In this talk, we investigate the role of parameter estimation and adaptive force fields in the development of bespoke ab initio potentials. Models developed in this way can approach the accuracy of periodic DFT calculations with a computational cost reduction typically around 6 orders of magnitude. This is partly achieved a) through the rigorous construction of training sets from theoretical calculations and b) by taking cues from successful developments in DFT dispersion corrections [5,6] over recent years to improve the description of intermolecular interactions. Overall, significant improvements in the accuracy of the predictions of the energy and geometry of organic solids can be obtained, over conventional force fields, increasing both the speed and reliability of CSP as applied in industrial applications.

[1] Nyman, Jonas, and Susan M. Reutzel-Edens. "Crystal structure prediction is changing from basic science to applied technology." Faraday discussions 211 (2018): 459-476.

[2] Bardwell, David A., et al. "Towards crystal structure prediction of complex organic compounds–a report on the fifth blind test." Acta Crystallographica Section B: Structural Science67.6 (2011): 535-551.

[3] Reilly, Anthony M., et al. "Report on the sixth blind test of organic crystal structure prediction methods." Acta Crystallographica Section B: Structural Science, Crystal Engineering and Materials 72.4 (2016): 439-459.

[4] Price, Sarah L., and Susan M. Reutzel-Edens. "The potential of computed crystal energy landscapes to aid solid-form development." Drug Discovery Today 21.6 (2016): 912-923.

[5] Grimme, Stefan, et al. "A consistent and accurate ab initio parametrization of density functional dispersion correction (DFT-D) for the 94 elements H-Pu." The Journal of chemical physics 132.15 (2010): 154104.
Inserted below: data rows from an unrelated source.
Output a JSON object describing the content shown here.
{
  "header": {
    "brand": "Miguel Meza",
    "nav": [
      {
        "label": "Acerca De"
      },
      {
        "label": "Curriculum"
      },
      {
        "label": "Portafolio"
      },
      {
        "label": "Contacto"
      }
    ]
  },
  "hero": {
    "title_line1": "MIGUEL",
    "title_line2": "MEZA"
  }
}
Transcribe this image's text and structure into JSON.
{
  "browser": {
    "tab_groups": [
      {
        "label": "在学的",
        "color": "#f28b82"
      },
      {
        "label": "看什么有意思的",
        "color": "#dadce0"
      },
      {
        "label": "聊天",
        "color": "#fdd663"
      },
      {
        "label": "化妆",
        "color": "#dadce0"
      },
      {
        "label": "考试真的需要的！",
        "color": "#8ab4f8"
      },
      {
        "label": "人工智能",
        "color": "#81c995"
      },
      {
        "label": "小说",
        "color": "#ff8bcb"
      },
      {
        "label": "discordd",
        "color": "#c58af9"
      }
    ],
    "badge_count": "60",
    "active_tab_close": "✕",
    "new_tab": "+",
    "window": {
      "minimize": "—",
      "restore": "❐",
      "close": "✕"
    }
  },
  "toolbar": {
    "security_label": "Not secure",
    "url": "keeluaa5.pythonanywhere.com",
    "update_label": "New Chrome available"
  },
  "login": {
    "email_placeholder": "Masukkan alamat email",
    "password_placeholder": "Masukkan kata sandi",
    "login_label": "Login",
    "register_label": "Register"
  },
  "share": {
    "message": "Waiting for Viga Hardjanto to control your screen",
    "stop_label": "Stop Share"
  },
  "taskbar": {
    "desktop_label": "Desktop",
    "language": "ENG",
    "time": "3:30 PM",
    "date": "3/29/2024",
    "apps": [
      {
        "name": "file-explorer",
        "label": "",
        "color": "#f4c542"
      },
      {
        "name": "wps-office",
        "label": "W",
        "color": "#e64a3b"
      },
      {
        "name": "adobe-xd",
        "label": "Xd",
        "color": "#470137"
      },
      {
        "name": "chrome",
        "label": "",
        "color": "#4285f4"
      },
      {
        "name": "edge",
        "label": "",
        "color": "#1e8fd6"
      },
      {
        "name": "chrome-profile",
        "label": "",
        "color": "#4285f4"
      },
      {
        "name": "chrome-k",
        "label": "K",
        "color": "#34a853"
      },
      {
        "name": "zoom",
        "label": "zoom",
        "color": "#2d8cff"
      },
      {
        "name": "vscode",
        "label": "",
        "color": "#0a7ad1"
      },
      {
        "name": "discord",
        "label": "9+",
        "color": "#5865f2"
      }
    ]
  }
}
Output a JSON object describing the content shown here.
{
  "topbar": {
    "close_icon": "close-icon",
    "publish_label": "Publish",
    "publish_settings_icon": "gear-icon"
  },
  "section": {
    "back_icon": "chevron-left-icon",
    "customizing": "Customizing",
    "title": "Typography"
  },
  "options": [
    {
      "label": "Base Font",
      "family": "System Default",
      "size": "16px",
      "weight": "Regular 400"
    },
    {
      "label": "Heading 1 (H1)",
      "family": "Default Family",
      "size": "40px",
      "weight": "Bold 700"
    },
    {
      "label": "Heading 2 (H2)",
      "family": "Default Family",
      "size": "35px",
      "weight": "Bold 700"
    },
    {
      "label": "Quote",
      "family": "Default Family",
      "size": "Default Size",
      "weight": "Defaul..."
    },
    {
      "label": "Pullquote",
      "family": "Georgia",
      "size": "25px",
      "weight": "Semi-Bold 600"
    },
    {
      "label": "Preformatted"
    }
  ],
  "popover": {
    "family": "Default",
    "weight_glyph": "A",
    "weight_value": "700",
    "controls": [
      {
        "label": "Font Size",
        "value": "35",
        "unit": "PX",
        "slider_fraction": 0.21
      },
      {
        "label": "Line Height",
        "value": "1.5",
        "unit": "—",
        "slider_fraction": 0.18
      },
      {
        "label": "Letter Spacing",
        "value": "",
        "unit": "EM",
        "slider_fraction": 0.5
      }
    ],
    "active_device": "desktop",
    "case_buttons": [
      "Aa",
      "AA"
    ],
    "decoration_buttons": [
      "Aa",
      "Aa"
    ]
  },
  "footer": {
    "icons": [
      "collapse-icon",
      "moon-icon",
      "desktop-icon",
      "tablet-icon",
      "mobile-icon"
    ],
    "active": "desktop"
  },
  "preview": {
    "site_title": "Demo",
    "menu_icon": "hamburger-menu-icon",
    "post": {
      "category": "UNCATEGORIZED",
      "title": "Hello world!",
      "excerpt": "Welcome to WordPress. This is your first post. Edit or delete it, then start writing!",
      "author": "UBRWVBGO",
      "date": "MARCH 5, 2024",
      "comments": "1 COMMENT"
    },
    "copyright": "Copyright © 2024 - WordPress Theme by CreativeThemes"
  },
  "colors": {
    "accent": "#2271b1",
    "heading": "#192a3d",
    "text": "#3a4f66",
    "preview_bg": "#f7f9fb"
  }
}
[6] Tkatchenko, Alexandre, and Matthias Scheffler. "Accurate molecular van der Waals interactions from ground-state electron density and free-atom reference data." Physical review letters 102.7 (2009): 073005.